**Your goal**
Pull out each line of the records holding the string "ffffff".

Stored data entries
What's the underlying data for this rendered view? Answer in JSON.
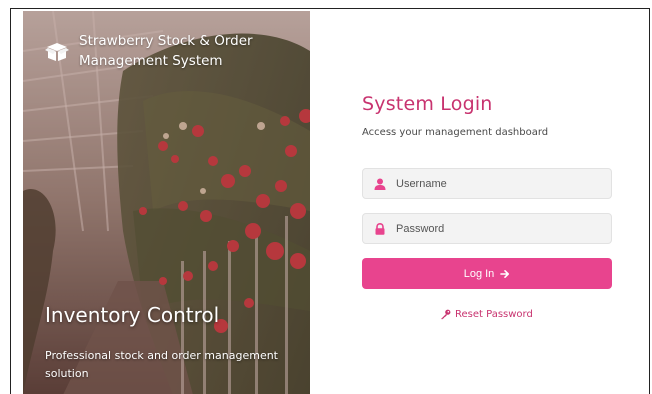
{
  "brand": {
    "title": "Strawberry Stock & Order Management System",
    "logo_icon": "box-open-icon"
  },
  "hero": {
    "heading": "Inventory Control",
    "subtitle": "Professional stock and order management solution"
  },
  "login": {
    "title": "System Login",
    "subtitle": "Access your management dashboard",
    "username_placeholder": "Username",
    "password_placeholder": "Password",
    "submit_label": "Log In",
    "submit_icon": "arrow-right-icon",
    "reset_label": "Reset Password",
    "reset_icon": "key-icon"
  },
  "colors": {
    "accent": "#e8448e",
    "heading": "#c8336f",
    "field_bg": "#f3f3f3"
  }
}
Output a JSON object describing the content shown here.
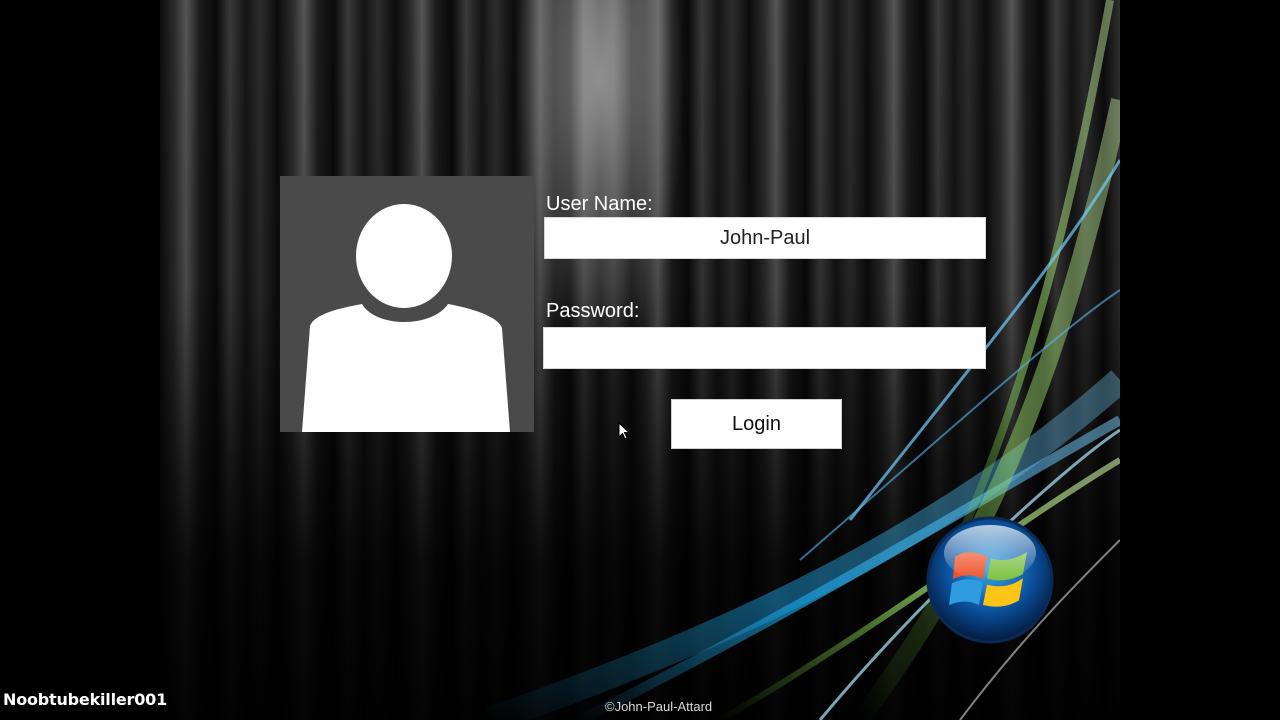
{
  "login": {
    "username_label": "User Name:",
    "username_value": "John-Paul",
    "password_label": "Password:",
    "password_value": "",
    "login_button": "Login"
  },
  "footer": {
    "watermark": "Noobtubekiller001",
    "copyright": "©John-Paul-Attard"
  },
  "icons": {
    "avatar": "user-silhouette-icon",
    "logo": "windows-logo-icon",
    "cursor": "mouse-pointer-icon"
  },
  "colors": {
    "avatar_tile": "#4a4a4a",
    "field_background": "#ffffff",
    "label_text": "#ffffff",
    "background": "#000000"
  }
}
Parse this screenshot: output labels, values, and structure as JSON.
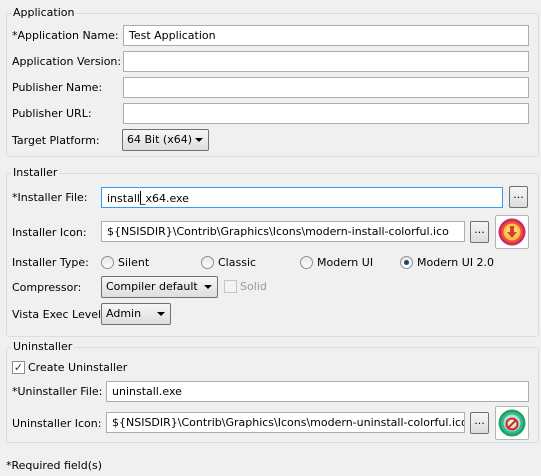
{
  "application": {
    "title": "Application",
    "name_label": "*Application Name:",
    "name_value": "Test Application",
    "version_label": "Application Version:",
    "version_value": "",
    "publisher_name_label": "Publisher Name:",
    "publisher_name_value": "",
    "publisher_url_label": "Publisher URL:",
    "publisher_url_value": "",
    "target_platform_label": "Target Platform:",
    "target_platform_value": "64 Bit (x64)"
  },
  "installer": {
    "title": "Installer",
    "file_label": "*Installer File:",
    "file_value_before_caret": "install",
    "file_value_after_caret": "_x64.exe",
    "browse_label": "...",
    "icon_label": "Installer Icon:",
    "icon_value": "${NSISDIR}\\Contrib\\Graphics\\Icons\\modern-install-colorful.ico",
    "icon_browse_label": "...",
    "icon_preview": "modern-install-colorful-icon",
    "type_label": "Installer Type:",
    "type_options": [
      {
        "label": "Silent",
        "checked": false
      },
      {
        "label": "Classic",
        "checked": false
      },
      {
        "label": "Modern UI",
        "checked": false
      },
      {
        "label": "Modern UI 2.0",
        "checked": true
      }
    ],
    "compressor_label": "Compressor:",
    "compressor_value": "Compiler default",
    "solid_label": "Solid",
    "solid_checked": false,
    "vista_label": "Vista Exec Level:",
    "vista_value": "Admin"
  },
  "uninstaller": {
    "title": "Uninstaller",
    "create_label": "Create Uninstaller",
    "create_checked": true,
    "file_label": "*Uninstaller File:",
    "file_value": "uninstall.exe",
    "icon_label": "Uninstaller Icon:",
    "icon_value": "${NSISDIR}\\Contrib\\Graphics\\Icons\\modern-uninstall-colorful.ico",
    "icon_browse_label": "...",
    "icon_preview": "modern-uninstall-colorful-icon"
  },
  "footer": {
    "required_note": "*Required field(s)"
  },
  "colors": {
    "background": "#f0f0f0",
    "group_border": "#d5dfe5",
    "focus_border": "#3399ff",
    "radio_dot": "#1f3f77"
  }
}
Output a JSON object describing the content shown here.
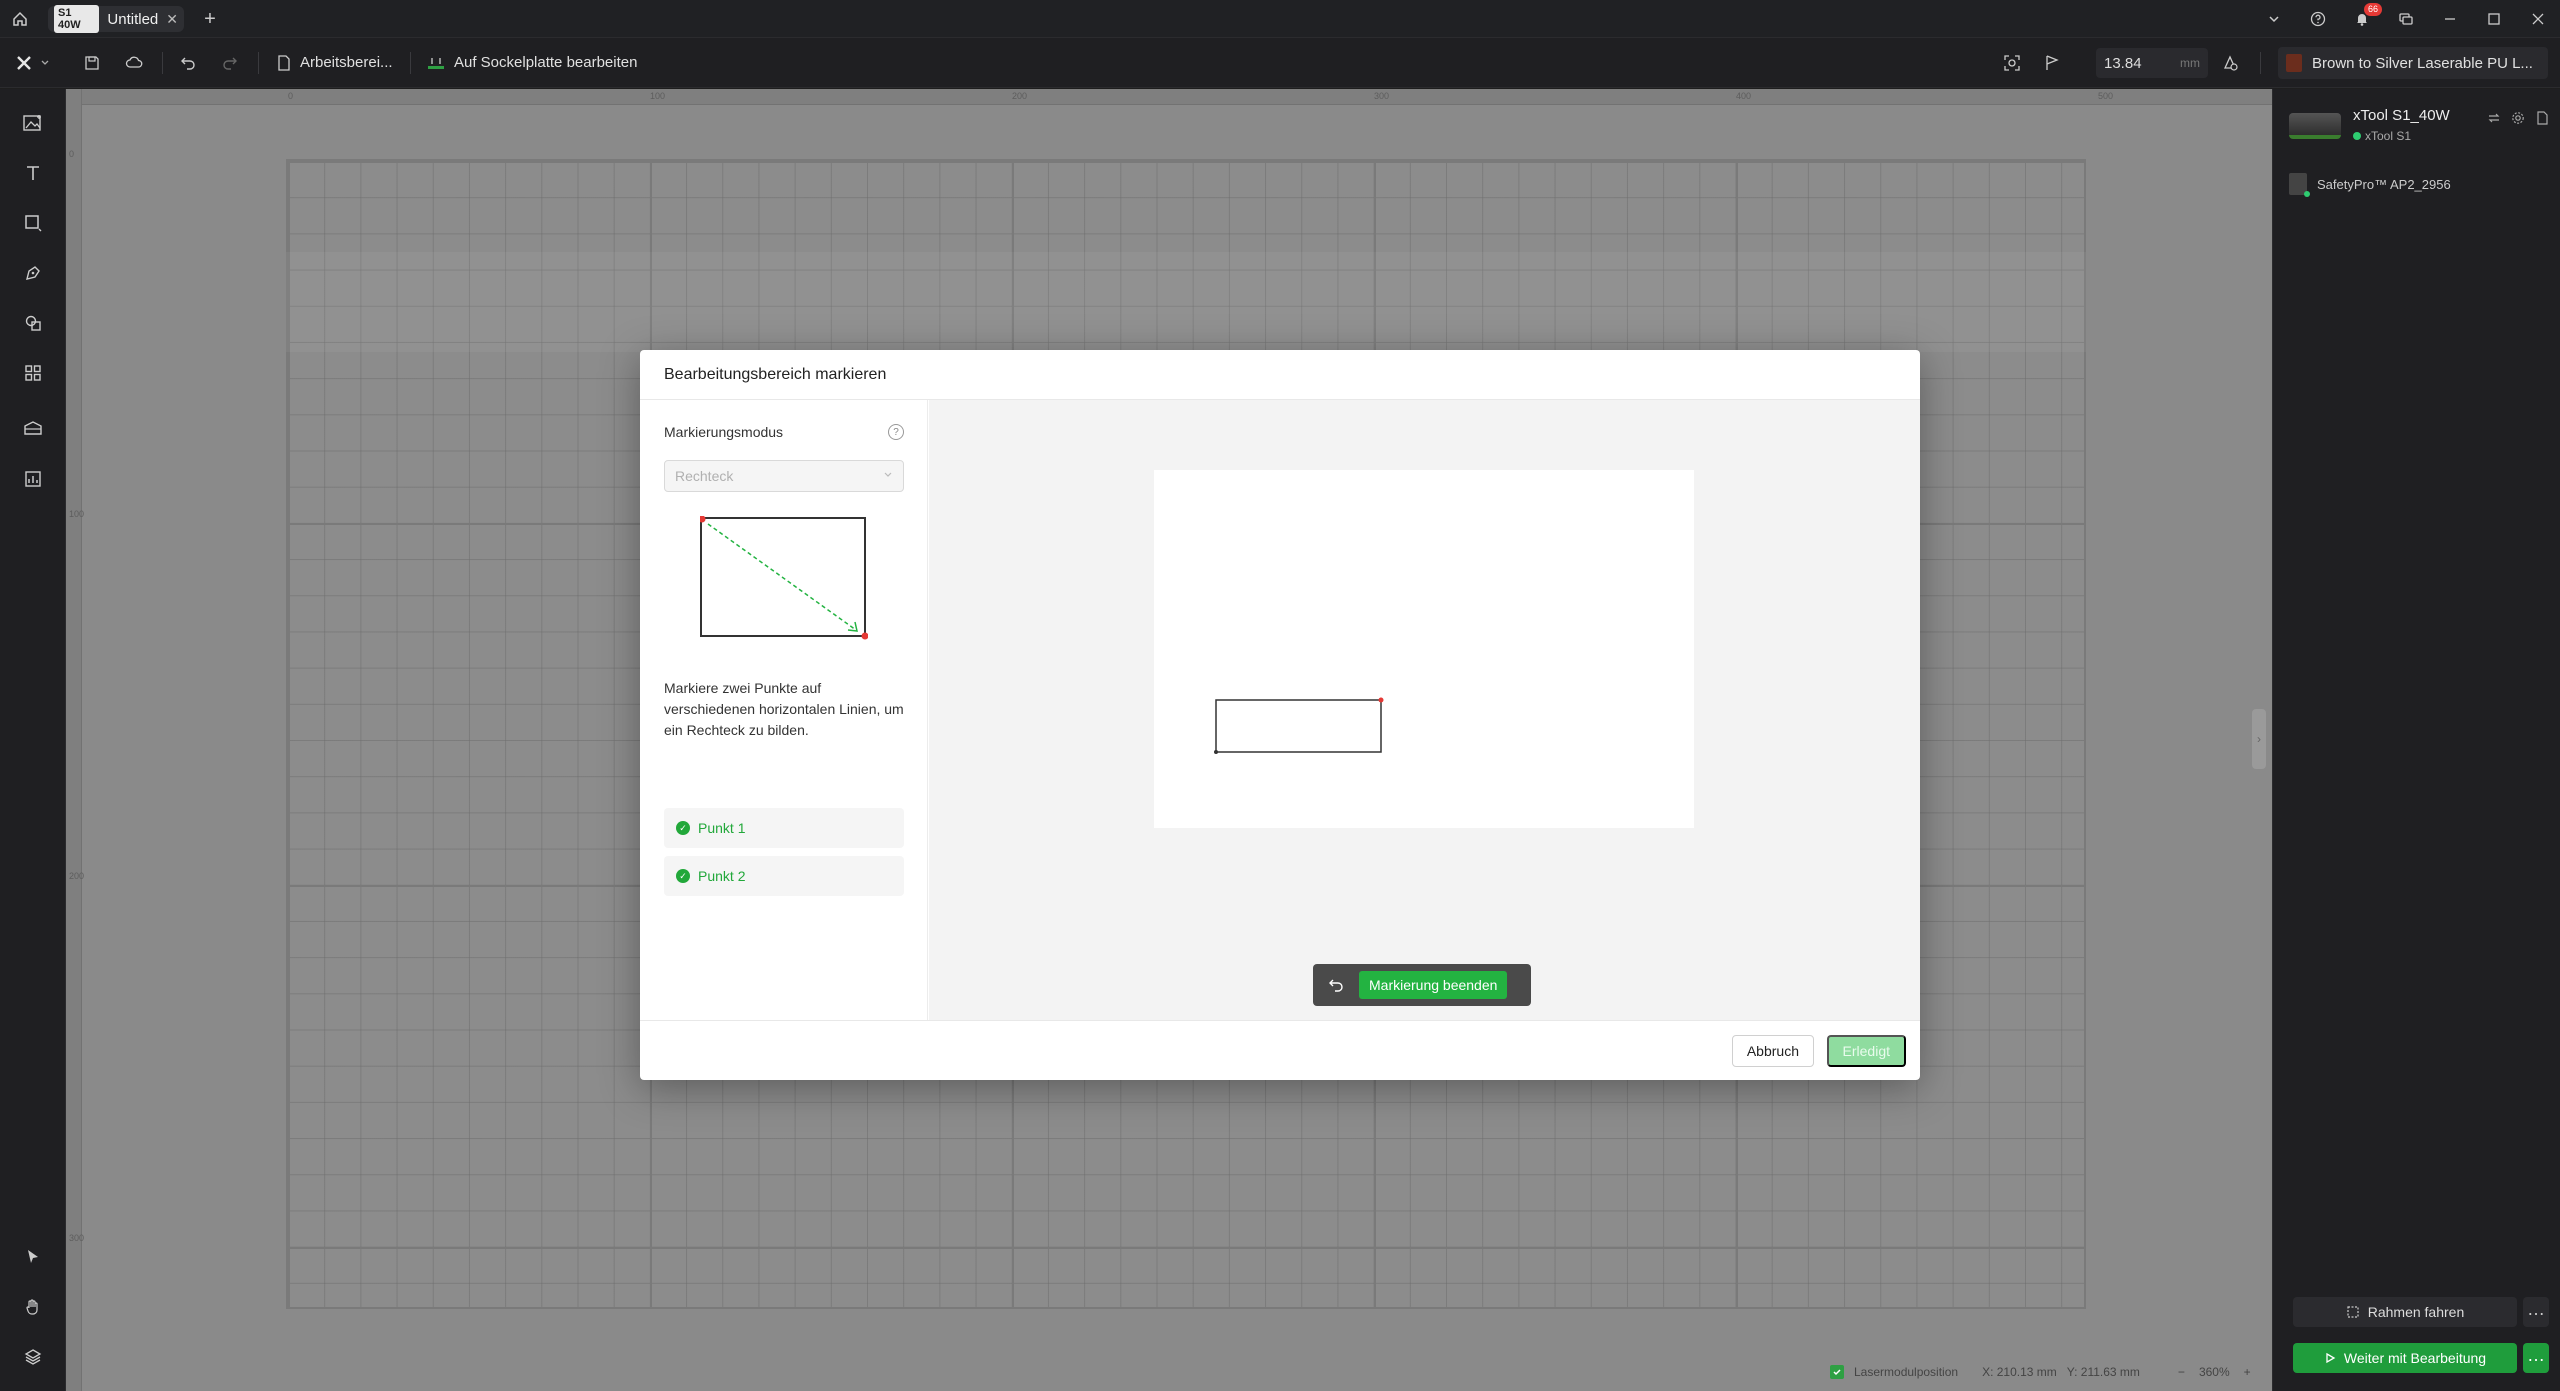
{
  "titlebar": {
    "tab_badge": "S1 40W",
    "tab_title": "Untitled",
    "notification_count": "66"
  },
  "toolbar": {
    "workspace_label": "Arbeitsberei...",
    "edit_base_label": "Auf Sockelplatte bearbeiten",
    "thickness_value": "13.84",
    "thickness_unit": "mm",
    "material_name": "Brown to Silver Laserable PU L..."
  },
  "ruler": {
    "top_ticks": [
      "0",
      "100",
      "200",
      "300",
      "400",
      "500"
    ],
    "left_ticks": [
      "0",
      "100",
      "200",
      "300"
    ]
  },
  "device": {
    "name": "xTool S1_40W",
    "model": "xTool S1",
    "accessory": "SafetyPro™ AP2_2956"
  },
  "right_actions": {
    "frame_label": "Rahmen fahren",
    "continue_label": "Weiter mit Bearbeitung"
  },
  "statusbar": {
    "laser_position_label": "Lasermodulposition",
    "x_readout": "X: 210.13 mm",
    "y_readout": "Y: 211.63 mm",
    "zoom": "360%"
  },
  "modal": {
    "title": "Bearbeitungsbereich markieren",
    "mode_label": "Markierungsmodus",
    "mode_value": "Rechteck",
    "instruction": "Markiere zwei Punkte auf verschiedenen horizontalen Linien, um ein Rechteck zu bilden.",
    "points": [
      {
        "label": "Punkt 1"
      },
      {
        "label": "Punkt 2"
      }
    ],
    "end_marking_label": "Markierung beenden",
    "cancel_label": "Abbruch",
    "done_label": "Erledigt"
  },
  "colors": {
    "accent_green": "#23b341",
    "marker_red": "#e53935"
  }
}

**Written solution**
    "field_background": "#ffffff",
    "label_text": "#ffffff",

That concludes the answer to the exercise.